▶ [TASK]:
Each entry below is to be copied verbatim, with no line missing.

▶ [DATASET RECORDS]:
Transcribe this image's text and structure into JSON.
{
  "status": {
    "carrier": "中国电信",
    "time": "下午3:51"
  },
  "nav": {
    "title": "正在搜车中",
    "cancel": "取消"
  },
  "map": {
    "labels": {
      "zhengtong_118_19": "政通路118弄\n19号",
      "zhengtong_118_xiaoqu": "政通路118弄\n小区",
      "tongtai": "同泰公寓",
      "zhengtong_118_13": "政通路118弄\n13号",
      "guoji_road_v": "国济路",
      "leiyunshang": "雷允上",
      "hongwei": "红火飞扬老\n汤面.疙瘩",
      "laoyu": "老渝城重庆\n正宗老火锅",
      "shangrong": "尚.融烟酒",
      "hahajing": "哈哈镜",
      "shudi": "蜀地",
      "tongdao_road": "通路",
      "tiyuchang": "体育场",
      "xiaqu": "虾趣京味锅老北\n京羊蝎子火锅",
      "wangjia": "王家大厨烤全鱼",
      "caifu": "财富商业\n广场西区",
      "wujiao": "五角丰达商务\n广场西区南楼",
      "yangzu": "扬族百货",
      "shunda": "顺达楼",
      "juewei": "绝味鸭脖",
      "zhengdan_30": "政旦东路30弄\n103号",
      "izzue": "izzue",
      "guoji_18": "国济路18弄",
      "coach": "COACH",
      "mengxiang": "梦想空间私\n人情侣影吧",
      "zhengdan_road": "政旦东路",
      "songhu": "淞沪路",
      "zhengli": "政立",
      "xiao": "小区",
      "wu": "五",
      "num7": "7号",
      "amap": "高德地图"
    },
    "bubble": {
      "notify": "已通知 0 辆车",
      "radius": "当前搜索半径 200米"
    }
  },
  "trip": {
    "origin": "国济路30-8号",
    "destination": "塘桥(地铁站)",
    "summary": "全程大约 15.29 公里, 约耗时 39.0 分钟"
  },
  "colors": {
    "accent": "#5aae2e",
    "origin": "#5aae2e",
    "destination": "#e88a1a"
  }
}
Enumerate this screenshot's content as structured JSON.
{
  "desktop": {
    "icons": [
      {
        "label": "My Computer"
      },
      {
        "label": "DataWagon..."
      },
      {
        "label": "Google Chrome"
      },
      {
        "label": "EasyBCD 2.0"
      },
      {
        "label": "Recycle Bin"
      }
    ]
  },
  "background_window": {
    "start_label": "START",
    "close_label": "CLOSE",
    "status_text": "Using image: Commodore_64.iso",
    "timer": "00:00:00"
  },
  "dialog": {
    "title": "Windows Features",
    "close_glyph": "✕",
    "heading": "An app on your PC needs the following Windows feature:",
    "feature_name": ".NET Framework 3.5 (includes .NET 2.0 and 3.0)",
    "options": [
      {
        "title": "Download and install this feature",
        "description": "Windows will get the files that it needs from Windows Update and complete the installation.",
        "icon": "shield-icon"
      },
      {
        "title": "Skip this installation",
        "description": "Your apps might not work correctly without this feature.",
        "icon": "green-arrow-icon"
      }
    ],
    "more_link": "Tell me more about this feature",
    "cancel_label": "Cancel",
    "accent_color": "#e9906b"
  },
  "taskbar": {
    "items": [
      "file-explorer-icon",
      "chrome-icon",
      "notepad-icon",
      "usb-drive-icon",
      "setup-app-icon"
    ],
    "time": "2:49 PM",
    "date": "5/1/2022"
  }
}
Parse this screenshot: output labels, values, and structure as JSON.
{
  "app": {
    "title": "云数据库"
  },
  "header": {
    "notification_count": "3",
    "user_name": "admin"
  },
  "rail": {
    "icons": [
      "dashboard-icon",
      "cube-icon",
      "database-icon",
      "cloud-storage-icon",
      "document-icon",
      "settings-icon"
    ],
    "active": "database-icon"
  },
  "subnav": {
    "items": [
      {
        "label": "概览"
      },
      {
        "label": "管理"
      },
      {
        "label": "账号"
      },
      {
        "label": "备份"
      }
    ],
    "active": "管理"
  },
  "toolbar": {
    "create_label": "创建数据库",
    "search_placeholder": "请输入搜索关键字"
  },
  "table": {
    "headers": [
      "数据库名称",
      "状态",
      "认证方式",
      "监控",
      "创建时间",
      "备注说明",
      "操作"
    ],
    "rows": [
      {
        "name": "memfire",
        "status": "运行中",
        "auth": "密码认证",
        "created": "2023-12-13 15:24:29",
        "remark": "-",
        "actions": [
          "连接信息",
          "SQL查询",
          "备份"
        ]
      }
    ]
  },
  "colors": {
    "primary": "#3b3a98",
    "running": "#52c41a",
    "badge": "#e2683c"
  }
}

▶ [ANSWER SPACE]:
Transcribe this image's text and structure into JSON.
{
  "status": {
    "carrier": "中国电信",
    "time": "下午3:51"
  },
  "nav": {
    "title": "正在搜车中",
    "cancel": "取消"
  },
  "map": {
    "labels": {
      "zhengtong_118_19": "政通路118弄\n19号",
      "zhengtong_118_xiaoqu": "政通路118弄\n小区",
      "tongtai": "同泰公寓",
      "zhengtong_118_13": "政通路118弄\n13号",
      "guoji_road_v": "国济路",
      "leiyunshang": "雷允上",
      "hongwei": "红火飞扬老\n汤面.疙瘩",
      "laoyu": "老渝城重庆\n正宗老火锅",
      "shangrong": "尚.融烟酒",
      "hahajing": "哈哈镜",
      "shudi": "蜀地",
      "tongdao_road": "通路",
      "tiyuchang": "体育场",
      "xiaqu": "虾趣京味锅老北\n京羊蝎子火锅",
      "wangjia": "王家大厨烤全鱼",
      "caifu": "财富商业\n广场西区",
      "wujiao": "五角丰达商务\n广场西区南楼",
      "yangzu": "扬族百货",
      "shunda": "顺达楼",
      "juewei": "绝味鸭脖",
      "zhengdan_30": "政旦东路30弄\n103号",
      "izzue": "izzue",
      "guoji_18": "国济路18弄",
      "coach": "COACH",
      "mengxiang": "梦想空间私\n人情侣影吧",
      "zhengdan_road": "政旦东路",
      "songhu": "淞沪路",
      "zhengli": "政立",
      "xiao": "小区",
      "wu": "五",
      "num7": "7号",
      "amap": "高德地图"
    },
    "bubble": {
      "notify": "已通知 0 辆车",
      "radius": "当前搜索半径 200米"
    }
  },
  "trip": {
    "origin": "国济路30-8号",
    "destination": "塘桥(地铁站)",
    "summary": "全程大约 15.29 公里, 约耗时 39.0 分钟"
  },
  "colors": {
    "accent": "#5aae2e",
    "origin": "#5aae2e",
    "destination": "#e88a1a"
  }
}
Enumerate this screenshot's content as structured JSON.
{
  "desktop": {
    "icons": [
      {
        "label": "My Computer"
      },
      {
        "label": "DataWagon..."
      },
      {
        "label": "Google Chrome"
      },
      {
        "label": "EasyBCD 2.0"
      },
      {
        "label": "Recycle Bin"
      }
    ]
  },
  "background_window": {
    "start_label": "START",
    "close_label": "CLOSE",
    "status_text": "Using image: Commodore_64.iso",
    "timer": "00:00:00"
  },
  "dialog": {
    "title": "Windows Features",
    "close_glyph": "✕",
    "heading": "An app on your PC needs the following Windows feature:",
    "feature_name": ".NET Framework 3.5 (includes .NET 2.0 and 3.0)",
    "options": [
      {
        "title": "Download and install this feature",
        "description": "Windows will get the files that it needs from Windows Update and complete the installation.",
        "icon": "shield-icon"
      },
      {
        "title": "Skip this installation",
        "description": "Your apps might not work correctly without this feature.",
        "icon": "green-arrow-icon"
      }
    ],
    "more_link": "Tell me more about this feature",
    "cancel_label": "Cancel",
    "accent_color": "#e9906b"
  },
  "taskbar": {
    "items": [
      "file-explorer-icon",
      "chrome-icon",
      "notepad-icon",
      "usb-drive-icon",
      "setup-app-icon"
    ],
    "time": "2:49 PM",
    "date": "5/1/2022"
  }
}
Parse this screenshot: output labels, values, and structure as JSON.
{
  "app": {
    "title": "云数据库"
  },
  "header": {
    "notification_count": "3",
    "user_name": "admin"
  },
  "rail": {
    "icons": [
      "dashboard-icon",
      "cube-icon",
      "database-icon",
      "cloud-storage-icon",
      "document-icon",
      "settings-icon"
    ],
    "active": "database-icon"
  },
  "subnav": {
    "items": [
      {
        "label": "概览"
      },
      {
        "label": "管理"
      },
      {
        "label": "账号"
      },
      {
        "label": "备份"
      }
    ],
    "active": "管理"
  },
  "toolbar": {
    "create_label": "创建数据库",
    "search_placeholder": "请输入搜索关键字"
  },
  "table": {
    "headers": [
      "数据库名称",
      "状态",
      "认证方式",
      "监控",
      "创建时间",
      "备注说明",
      "操作"
    ],
    "rows": [
      {
        "name": "memfire",
        "status": "运行中",
        "auth": "密码认证",
        "created": "2023-12-13 15:24:29",
        "remark": "-",
        "actions": [
          "连接信息",
          "SQL查询",
          "备份"
        ]
      }
    ]
  },
  "colors": {
    "primary": "#3b3a98",
    "running": "#52c41a",
    "badge": "#e2683c"
  }
}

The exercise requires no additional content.